As the amount of available daylight begins to wane, more students are walking around campus in the dark. Most college campuses are aware of their responsibility to keep their students safe. Here at the University of Tennessee, the administration has been installing more “blue light” security towers in places that could be a security risk, for example, places that aren’t as well lighted as others (between buildings, behind buildings, etc.).
However, it is not only the responsibility of the university administration to keep the students safe. It is up to the students to take responsibility for their personal safety as well. Here are some general safety tips for college students as they walk around on campus.
1. Be aware of your surroundings. Turning up your iPod and zoning out to the music makes you less aware of your surroundings because your hearing is compromised. If you are going to walk through campus at night, ditch the iPod and stay off your phone. Listen to what is going on around you.
2. There is safety in numbers. Never walk across campus alone. Most campus police departments will gladly provide you an escort if you call and ask them to. Walk with friends. If one friend is parked far away, take them to their car. Don’t let them go alone.
3. Stay on well-lit routes. Don’t go between or behind buildings if you can help it. A “shortcut’ is not worth compromising your safety over.
4. When in doubt, head to the library or another open, occupied building. If you feel you are being followed, head to the library. Your dorm or apartment may be further away. Go to an occupied building, most often the library, and call the campus police for an escort once you are secure inside the building.
5. Lock your doors. Lock your car door as soon as you get inside the car. Don’t stand with your car door open and fumble around for something. Wait until you are in your car and the door is locked before you fumble around. Also, always lock your dorm door, your apartment door, etc.
6. Keys in hand. Make sure your keys are in your hand before you reach your destination (car, dorm, apartment, etc.). You will spend less time fumbling around for your keys and will be less of a target.
7. Put 9-1-1 on your cell phone speed dial. Always be one call away from help. If you are being threatened, call 9-1-1 immediately. Even if you are not directly speaking to the dispatcher, they should be able to track your call.
8. Make yourself conspicuous. Be loud, be obnoxious, scream – whatever it takes to draw attention to you when you feel you are being threatened. People pay attention to someone making a scene and a would-be attacker will be scared away.

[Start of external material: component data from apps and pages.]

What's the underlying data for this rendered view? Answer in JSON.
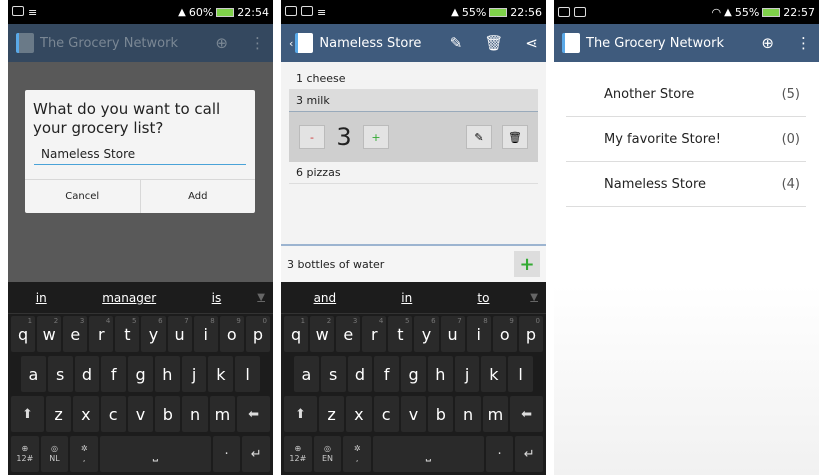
{
  "screen1": {
    "status": {
      "battery": "60%",
      "time": "22:54"
    },
    "app_title": "The Grocery Network",
    "dialog": {
      "question": "What do you want to call your grocery list?",
      "input_value": "Nameless Store",
      "cancel_label": "Cancel",
      "add_label": "Add"
    },
    "suggestions": [
      "in",
      "manager",
      "is"
    ],
    "bottom_row": {
      "k1": "12#",
      "k2": "NL",
      "k3": ","
    }
  },
  "screen2": {
    "status": {
      "battery": "55%",
      "time": "22:56"
    },
    "title": "Nameless Store",
    "items": [
      {
        "label": "1 cheese"
      },
      {
        "label": "3 milk"
      },
      {
        "label": "6 pizzas"
      }
    ],
    "editor": {
      "minus": "-",
      "quantity": "3",
      "plus": "+"
    },
    "new_item_value": "3 bottles of water",
    "add_symbol": "+",
    "suggestions": [
      "and",
      "in",
      "to"
    ],
    "bottom_row": {
      "k1": "12#",
      "k2": "EN",
      "k3": ","
    }
  },
  "screen3": {
    "status": {
      "battery": "55%",
      "time": "22:57"
    },
    "app_title": "The Grocery Network",
    "stores": [
      {
        "name": "Another Store",
        "count": "(5)"
      },
      {
        "name": "My favorite Store!",
        "count": "(0)"
      },
      {
        "name": "Nameless Store",
        "count": "(4)"
      }
    ]
  },
  "keyboard": {
    "row1": [
      "q",
      "w",
      "e",
      "r",
      "t",
      "y",
      "u",
      "i",
      "o",
      "p"
    ],
    "row1_sup": [
      "1",
      "2",
      "3",
      "4",
      "5",
      "6",
      "7",
      "8",
      "9",
      "0"
    ],
    "row2": [
      "a",
      "s",
      "d",
      "f",
      "g",
      "h",
      "j",
      "k",
      "l"
    ],
    "row3": [
      "z",
      "x",
      "c",
      "v",
      "b",
      "n",
      "m"
    ]
  }
}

9. Do not keep valuables out in the open. Secure your laptop, iPod etc. in an inconspicuous place in your car (the trunk, under a seat, etc.). Ladies, don’t carry around a huge purse and a backpack. Keep it simple – use the backpack only. Make yourself less of a target.
10. If something does happen to you, report it immediately. The police will have a better chance of catching the attacker/thief if you report the incident immediately. Yes, it’s frightening to be the victim of a crime, but being a victim doesn’t mean you are helpless.
Many people carry pepper spray with them. Some even carry tazers. Find out what your campus policy is as far as having items for self protection. Be sure you know how to use the items. Do whatever you can to prevent yourself from becoming a victim of a crime. Take responsibility for your own safety. Be empowered, be safe. Stay tuned . . .